A measurement principle of the three-dimensional electromagnetic articulographic device is presented. The state of the miniature receiver coil is described by five variables representing the position in the three-dimensional coordinate system and the rotation angles relative to it. When the receiver coil is placed in the magnetic field produced from the distributed transmitter coils, its state can be optimally estimated by minimizing the difference between the measured strength of the received signal and the predicted one using the known spatial pattern of the magnetic field. Therefore, the design and calibration of the field function inherently determine the accuracy in estimating the state of the receiver coil. The field function in our method is expressed in the form of a multivariate B spline as a function of position in the three-dimensional space. Because of the piecewise property of the basis function and the freedom in the selection of the rank and the number of basis functions, the spline field function has a superior ability to flexibly and accurately represent the actual magnetic field. Given a set of calibration data, the spline function is designed to form a smooth curved surface interpolating all of these data samples. Then, an iterative procedure is employed to solve the nonlinear estimation problem of the receiver state variables. Because the spline basis function is a polynomial, it is also shown that the calculation of the Jacobian or Hessian required to obtain updated quantities for the state variables can be efficiently performed. Finally, experimental results reveal that the measurement accuracy is about 0.2 mm for a preliminary condition, indicating that the method can achieve the degree of precision required for observing articulatory movements in a three-dimensional space.
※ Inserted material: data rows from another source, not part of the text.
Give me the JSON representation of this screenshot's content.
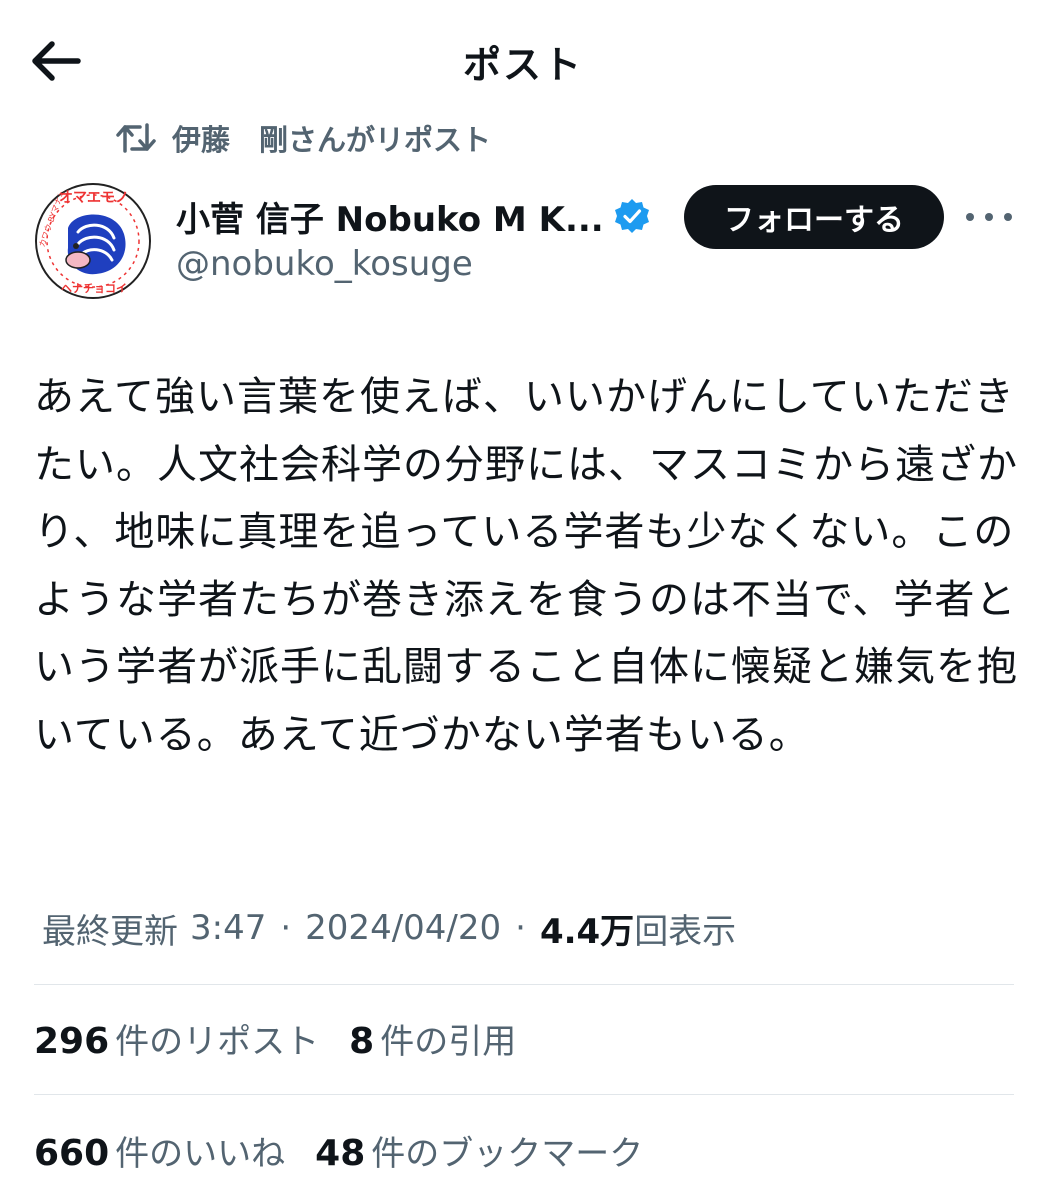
{
  "header": {
    "title": "ポスト",
    "back_icon": "arrow-left-icon"
  },
  "repost": {
    "icon": "repost-icon",
    "text": "伊藤　剛さんがリポスト"
  },
  "author": {
    "display_name": "小菅 信子 Nobuko M K...",
    "handle": "@nobuko_kosuge",
    "verified": true,
    "verified_color": "#1d9bf0",
    "avatar_texts": {
      "top": "オマエモノ",
      "side": "カワウ BYマナミ",
      "bottom": "ヘナチョコイ"
    }
  },
  "follow_button": {
    "label": "フォローする"
  },
  "more_button": {
    "icon": "more-horizontal-icon"
  },
  "post": {
    "text": "あえて強い言葉を使えば、いいかげんにしていただきたい。人文社会科学の分野には、マスコミから遠ざかり、地味に真理を追っている学者も少なくない。このような学者たちが巻き添えを食うのは不当で、学者という学者が派手に乱闘すること自体に懐疑と嫌気を抱いている。あえて近づかない学者もいる。"
  },
  "meta": {
    "prefix": "最終更新",
    "time": "3:47",
    "separator": "·",
    "date": "2024/04/20",
    "separator2": "·",
    "views_count": "4.4万",
    "views_label": "回表示"
  },
  "stats": {
    "reposts_count": "296",
    "reposts_label": "件のリポスト",
    "quotes_count": "8",
    "quotes_label": "件の引用",
    "likes_count": "660",
    "likes_label": "件のいいね",
    "bookmarks_count": "48",
    "bookmarks_label": "件のブックマーク"
  },
  "colors": {
    "text": "#0f1419",
    "muted": "#536471",
    "divider": "#e1e6ea",
    "accent": "#1d9bf0"
  }
}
It is also experimentally shown that the Marquardt method is a better nonlinear programming technique than the Gauss-Newton or Newton-Raphson method for solving the receiver state problem.
ASJC Scopus subject areas
- Arts and Humanities (miscellaneous)
- Acoustics and Ultrasonics